> _Exercise_: Exact reproduction of all the data is required, with pictures excluded.

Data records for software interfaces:

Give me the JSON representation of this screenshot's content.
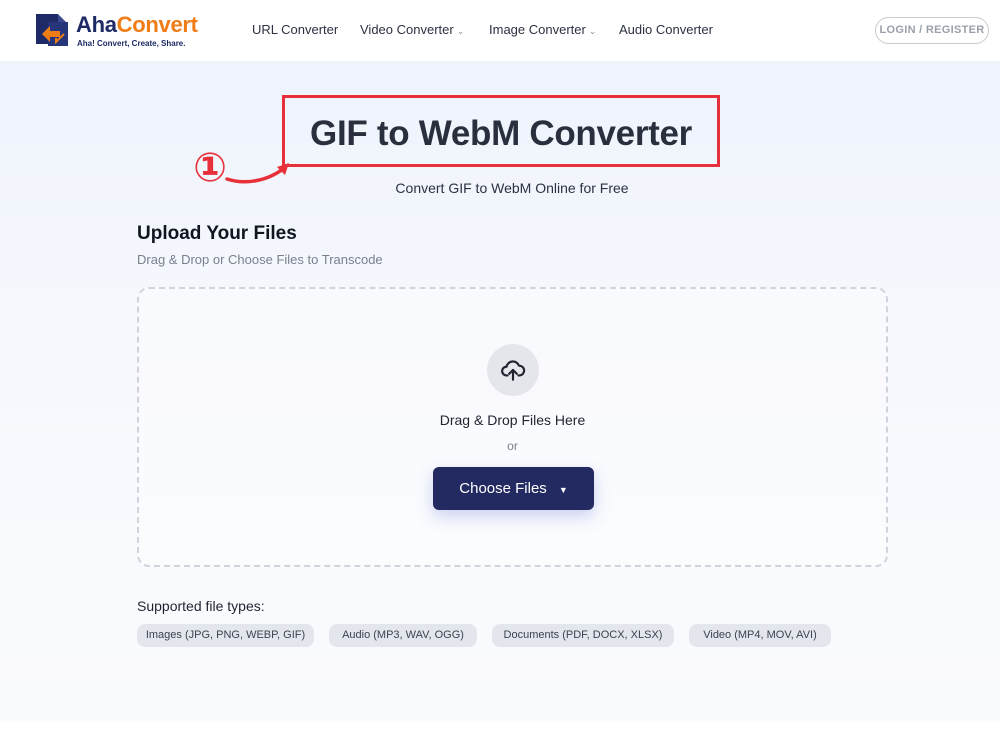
{
  "header": {
    "logo": {
      "name_part1": "Aha",
      "name_part2": "Convert",
      "tagline": "Aha! Convert, Create, Share."
    },
    "nav": [
      {
        "label": "URL Converter",
        "has_dropdown": false
      },
      {
        "label": "Video Converter",
        "has_dropdown": true
      },
      {
        "label": "Image Converter",
        "has_dropdown": true
      },
      {
        "label": "Audio Converter",
        "has_dropdown": false
      }
    ],
    "login_label": "LOGIN / REGISTER",
    "chevron_glyph": "⌄"
  },
  "hero": {
    "title": "GIF to WebM Converter",
    "step_badge": "①",
    "subtitle": "Convert GIF to WebM Online for Free"
  },
  "upload": {
    "title": "Upload Your Files",
    "subtitle": "Drag & Drop or Choose Files to Transcode",
    "drop_label": "Drag & Drop Files Here",
    "or_label": "or",
    "choose_label": "Choose Files",
    "caret_glyph": "▼"
  },
  "supported": {
    "label": "Supported file types:",
    "types": [
      "Images (JPG, PNG, WEBP, GIF)",
      "Audio (MP3, WAV, OGG)",
      "Documents (PDF, DOCX, XLSX)",
      "Video (MP4, MOV, AVI)"
    ]
  },
  "colors": {
    "brand_navy": "#1d2a66",
    "brand_orange": "#f07c16",
    "annotation_red": "#e8303a",
    "button_bg": "#232a62"
  }
}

> _Answer to this problem_:
Give me the JSON representation of this screenshot's content.
{
  "header": {
    "logo": {
      "name_part1": "Aha",
      "name_part2": "Convert",
      "tagline": "Aha! Convert, Create, Share."
    },
    "nav": [
      {
        "label": "URL Converter",
        "has_dropdown": false
      },
      {
        "label": "Video Converter",
        "has_dropdown": true
      },
      {
        "label": "Image Converter",
        "has_dropdown": true
      },
      {
        "label": "Audio Converter",
        "has_dropdown": false
      }
    ],
    "login_label": "LOGIN / REGISTER",
    "chevron_glyph": "⌄"
  },
  "hero": {
    "title": "GIF to WebM Converter",
    "step_badge": "①",
    "subtitle": "Convert GIF to WebM Online for Free"
  },
  "upload": {
    "title": "Upload Your Files",
    "subtitle": "Drag & Drop or Choose Files to Transcode",
    "drop_label": "Drag & Drop Files Here",
    "or_label": "or",
    "choose_label": "Choose Files",
    "caret_glyph": "▼"
  },
  "supported": {
    "label": "Supported file types:",
    "types": [
      "Images (JPG, PNG, WEBP, GIF)",
      "Audio (MP3, WAV, OGG)",
      "Documents (PDF, DOCX, XLSX)",
      "Video (MP4, MOV, AVI)"
    ]
  },
  "colors": {
    "brand_navy": "#1d2a66",
    "brand_orange": "#f07c16",
    "annotation_red": "#e8303a",
    "button_bg": "#232a62"
  }
}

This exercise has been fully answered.